Instead, I'm sitting here in my room, reflecting on the past two weeks and what I learned during the Cameroon Consultation, and in our many visits to churches, missions committees, and pastors' offices:

1. Rank-and-file United Methodists (those of you in the pews, you know who you are!) are genuinely interested in what's happening in Cameroon. I could see it in their eyes as they listened to Simeon's stories and drank in his enthusiasm and energy. They genuinely want to help. I feel like we have a kind of fan club now, and that's a good thing.

2. I am going to have to be concrete about how people can "help" the Mission. I tried to do this at the Consultation -- we passed out specific information about how to become a partner church, and even an itemized "wishlist" of needs in the country. But I am going to have to keep these needs in front of people. I don't think I need to "sell" people anymore on the importance and potential of the Mission; they're convinced.
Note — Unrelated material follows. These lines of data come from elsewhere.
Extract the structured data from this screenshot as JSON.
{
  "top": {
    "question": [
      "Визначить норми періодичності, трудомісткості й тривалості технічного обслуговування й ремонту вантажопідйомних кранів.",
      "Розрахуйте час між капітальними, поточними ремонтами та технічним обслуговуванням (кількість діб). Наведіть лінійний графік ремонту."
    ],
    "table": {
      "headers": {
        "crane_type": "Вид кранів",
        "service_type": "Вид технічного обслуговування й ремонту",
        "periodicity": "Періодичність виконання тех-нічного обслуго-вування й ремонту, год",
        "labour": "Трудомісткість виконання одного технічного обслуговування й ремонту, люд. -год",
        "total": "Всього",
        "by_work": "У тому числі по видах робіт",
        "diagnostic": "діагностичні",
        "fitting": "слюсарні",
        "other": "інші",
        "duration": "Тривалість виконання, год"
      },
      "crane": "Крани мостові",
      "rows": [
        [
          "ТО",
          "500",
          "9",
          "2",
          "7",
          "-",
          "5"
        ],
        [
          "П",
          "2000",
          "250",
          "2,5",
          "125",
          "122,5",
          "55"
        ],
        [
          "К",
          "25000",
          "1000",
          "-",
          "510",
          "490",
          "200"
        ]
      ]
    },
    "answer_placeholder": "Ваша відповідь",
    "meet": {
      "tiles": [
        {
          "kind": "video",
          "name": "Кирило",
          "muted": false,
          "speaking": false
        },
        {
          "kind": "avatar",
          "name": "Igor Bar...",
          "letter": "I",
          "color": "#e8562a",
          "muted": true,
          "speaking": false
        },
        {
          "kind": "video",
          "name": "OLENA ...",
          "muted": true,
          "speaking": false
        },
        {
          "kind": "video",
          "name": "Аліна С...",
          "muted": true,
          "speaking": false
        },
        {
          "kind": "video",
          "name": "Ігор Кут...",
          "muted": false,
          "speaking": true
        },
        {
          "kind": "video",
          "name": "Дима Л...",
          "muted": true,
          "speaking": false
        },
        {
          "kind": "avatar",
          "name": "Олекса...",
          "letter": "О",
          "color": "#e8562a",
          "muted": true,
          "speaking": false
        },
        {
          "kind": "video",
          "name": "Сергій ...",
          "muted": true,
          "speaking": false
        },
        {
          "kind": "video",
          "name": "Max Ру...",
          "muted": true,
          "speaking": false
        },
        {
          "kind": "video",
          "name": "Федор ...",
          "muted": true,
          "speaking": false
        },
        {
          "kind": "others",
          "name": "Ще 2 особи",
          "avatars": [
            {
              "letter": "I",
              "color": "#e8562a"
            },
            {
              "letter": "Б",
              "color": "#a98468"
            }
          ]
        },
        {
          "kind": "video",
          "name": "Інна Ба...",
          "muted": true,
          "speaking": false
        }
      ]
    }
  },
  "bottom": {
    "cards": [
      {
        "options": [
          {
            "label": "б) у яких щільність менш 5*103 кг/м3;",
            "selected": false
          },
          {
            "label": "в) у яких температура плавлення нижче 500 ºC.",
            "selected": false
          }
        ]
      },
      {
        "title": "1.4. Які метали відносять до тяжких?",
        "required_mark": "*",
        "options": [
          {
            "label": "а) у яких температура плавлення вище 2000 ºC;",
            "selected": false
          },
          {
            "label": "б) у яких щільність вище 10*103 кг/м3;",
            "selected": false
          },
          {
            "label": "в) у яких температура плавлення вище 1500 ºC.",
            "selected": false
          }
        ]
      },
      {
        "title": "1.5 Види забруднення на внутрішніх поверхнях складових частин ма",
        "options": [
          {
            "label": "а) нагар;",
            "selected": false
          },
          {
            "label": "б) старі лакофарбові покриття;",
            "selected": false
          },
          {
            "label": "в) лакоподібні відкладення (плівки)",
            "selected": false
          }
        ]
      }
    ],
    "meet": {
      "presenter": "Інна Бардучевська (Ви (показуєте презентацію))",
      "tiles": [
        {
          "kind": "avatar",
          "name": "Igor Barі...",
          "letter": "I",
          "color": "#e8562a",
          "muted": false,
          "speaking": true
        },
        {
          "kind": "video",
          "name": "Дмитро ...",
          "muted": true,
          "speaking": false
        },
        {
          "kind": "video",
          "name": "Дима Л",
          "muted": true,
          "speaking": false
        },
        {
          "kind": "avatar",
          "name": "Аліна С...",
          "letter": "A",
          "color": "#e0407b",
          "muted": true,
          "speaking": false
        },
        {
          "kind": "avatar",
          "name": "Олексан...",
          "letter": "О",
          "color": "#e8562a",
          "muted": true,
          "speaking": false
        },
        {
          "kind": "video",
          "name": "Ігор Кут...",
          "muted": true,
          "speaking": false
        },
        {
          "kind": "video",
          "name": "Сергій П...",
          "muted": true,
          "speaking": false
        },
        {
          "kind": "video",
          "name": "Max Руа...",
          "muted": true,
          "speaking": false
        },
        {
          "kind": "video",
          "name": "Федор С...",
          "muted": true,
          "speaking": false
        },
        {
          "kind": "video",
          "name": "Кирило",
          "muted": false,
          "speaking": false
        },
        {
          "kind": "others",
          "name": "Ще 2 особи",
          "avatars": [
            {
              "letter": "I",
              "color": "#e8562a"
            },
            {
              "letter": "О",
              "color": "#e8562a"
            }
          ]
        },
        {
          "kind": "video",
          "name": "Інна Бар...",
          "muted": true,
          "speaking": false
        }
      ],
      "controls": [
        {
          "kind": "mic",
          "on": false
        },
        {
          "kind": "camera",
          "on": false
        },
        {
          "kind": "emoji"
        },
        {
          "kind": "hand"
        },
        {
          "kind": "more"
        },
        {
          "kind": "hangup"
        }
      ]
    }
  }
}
But I do need to help our partners and friends to help us in specific ways.

3. The best thing the United Methodist Church has going for it is the "connection," that network of churches, people, pastors and agencies that binds us together and drives us forward into the mission field, however murky and unclear. For two and a half weeks, Simeon and I were handed on like a baton from church to church, each of which welcomed us as friends, fed us like pigs, and treated us like brothers. That's the connection at its best!

4. They're not perfect, but the pastors of the UMC are generally collegial and encouraging servant-leaders. Don't laugh -- I'm serious! My prayer is that the pastors of the Mission in Cameroon will create the same kind of nurturing, compassionate circle of friends that I see in my brothers and sisters of the North Texas, Texas, and Southwest Texas Conferences.

5. I am becoming increasingly uncomfortable with the word "missionary" for two reasons; first, for the undue attention it calls to the nature of mine and Leah's work. What we do is not novel, uncommon, or extraordinarily different from what all pastors do, and even what all Christians are supposed to do. Second, I don't like what the word implies about everyone else. If the church is permitted to call us "missionaries," then the rest of the laity and clergy must not be "missionaries." The work of "missions" must not be surrendered to the work of "trained professionals," or "salaried positions" within a church organization. No, every church is a mission-sending agency, and every Christian is a missionary. Period.

6. Cameroon is home. As our time in the States drew to a close, I began to miss the taste of fried plantain, the smell of our new puppy dog, and the smiles of some beautiful women ...

Oh, and one more very important thing:

7. The Dallas Mavericks may just possibly have what it takes to win the NBA Finals this year ... finally!